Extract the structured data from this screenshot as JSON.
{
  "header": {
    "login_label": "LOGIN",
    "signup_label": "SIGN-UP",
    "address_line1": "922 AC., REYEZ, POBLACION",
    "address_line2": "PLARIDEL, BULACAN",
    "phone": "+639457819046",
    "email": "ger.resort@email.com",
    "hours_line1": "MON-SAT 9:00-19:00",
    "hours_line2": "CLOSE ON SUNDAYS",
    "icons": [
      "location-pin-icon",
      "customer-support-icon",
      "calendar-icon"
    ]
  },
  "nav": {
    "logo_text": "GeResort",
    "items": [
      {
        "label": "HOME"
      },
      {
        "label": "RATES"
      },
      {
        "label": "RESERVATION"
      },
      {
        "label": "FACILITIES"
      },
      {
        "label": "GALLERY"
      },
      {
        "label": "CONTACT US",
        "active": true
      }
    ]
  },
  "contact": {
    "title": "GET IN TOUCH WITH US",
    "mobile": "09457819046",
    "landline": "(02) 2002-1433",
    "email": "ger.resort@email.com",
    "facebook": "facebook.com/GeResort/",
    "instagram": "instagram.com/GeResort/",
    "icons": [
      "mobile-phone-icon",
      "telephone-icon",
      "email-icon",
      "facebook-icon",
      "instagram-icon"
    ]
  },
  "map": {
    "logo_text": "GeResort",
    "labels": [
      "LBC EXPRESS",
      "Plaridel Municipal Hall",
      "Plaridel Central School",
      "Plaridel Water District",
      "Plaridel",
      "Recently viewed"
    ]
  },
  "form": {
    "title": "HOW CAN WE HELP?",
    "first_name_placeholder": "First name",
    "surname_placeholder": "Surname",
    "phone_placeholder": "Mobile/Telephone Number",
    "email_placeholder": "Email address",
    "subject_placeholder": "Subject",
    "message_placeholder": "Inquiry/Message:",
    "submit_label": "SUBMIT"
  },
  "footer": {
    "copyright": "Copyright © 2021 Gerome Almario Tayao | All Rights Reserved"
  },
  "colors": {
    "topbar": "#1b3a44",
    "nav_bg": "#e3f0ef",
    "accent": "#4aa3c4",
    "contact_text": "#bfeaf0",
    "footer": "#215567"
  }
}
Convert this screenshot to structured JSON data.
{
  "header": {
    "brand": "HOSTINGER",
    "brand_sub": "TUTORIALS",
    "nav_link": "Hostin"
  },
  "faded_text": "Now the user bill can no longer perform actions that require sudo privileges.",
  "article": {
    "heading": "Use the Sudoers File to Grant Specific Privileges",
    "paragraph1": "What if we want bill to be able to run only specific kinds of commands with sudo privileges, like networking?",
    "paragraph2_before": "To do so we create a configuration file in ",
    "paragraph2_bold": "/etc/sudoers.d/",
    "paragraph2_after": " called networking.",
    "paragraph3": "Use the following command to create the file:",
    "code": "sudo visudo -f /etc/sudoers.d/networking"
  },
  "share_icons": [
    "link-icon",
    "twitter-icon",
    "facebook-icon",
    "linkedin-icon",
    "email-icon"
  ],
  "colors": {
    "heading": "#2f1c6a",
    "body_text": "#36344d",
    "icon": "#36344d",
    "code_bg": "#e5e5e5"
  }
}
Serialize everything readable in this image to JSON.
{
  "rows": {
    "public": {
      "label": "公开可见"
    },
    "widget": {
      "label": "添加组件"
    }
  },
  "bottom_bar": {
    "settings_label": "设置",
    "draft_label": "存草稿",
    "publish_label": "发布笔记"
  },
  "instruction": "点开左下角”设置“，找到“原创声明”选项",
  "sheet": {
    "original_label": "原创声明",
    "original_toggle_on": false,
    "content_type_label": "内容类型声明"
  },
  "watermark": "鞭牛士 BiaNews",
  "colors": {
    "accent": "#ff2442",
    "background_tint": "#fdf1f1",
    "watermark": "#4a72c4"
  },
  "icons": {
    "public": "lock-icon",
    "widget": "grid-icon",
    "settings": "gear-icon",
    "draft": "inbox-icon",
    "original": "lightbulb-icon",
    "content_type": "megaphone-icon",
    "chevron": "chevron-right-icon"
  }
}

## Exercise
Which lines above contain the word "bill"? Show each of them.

## Result of the exercise
  "faded_text": "Now the user bill can no longer perform actions that require sudo privileges.",
    "paragraph1": "What if we want bill to be able to run only specific kinds of commands with sudo privileges, like networking?",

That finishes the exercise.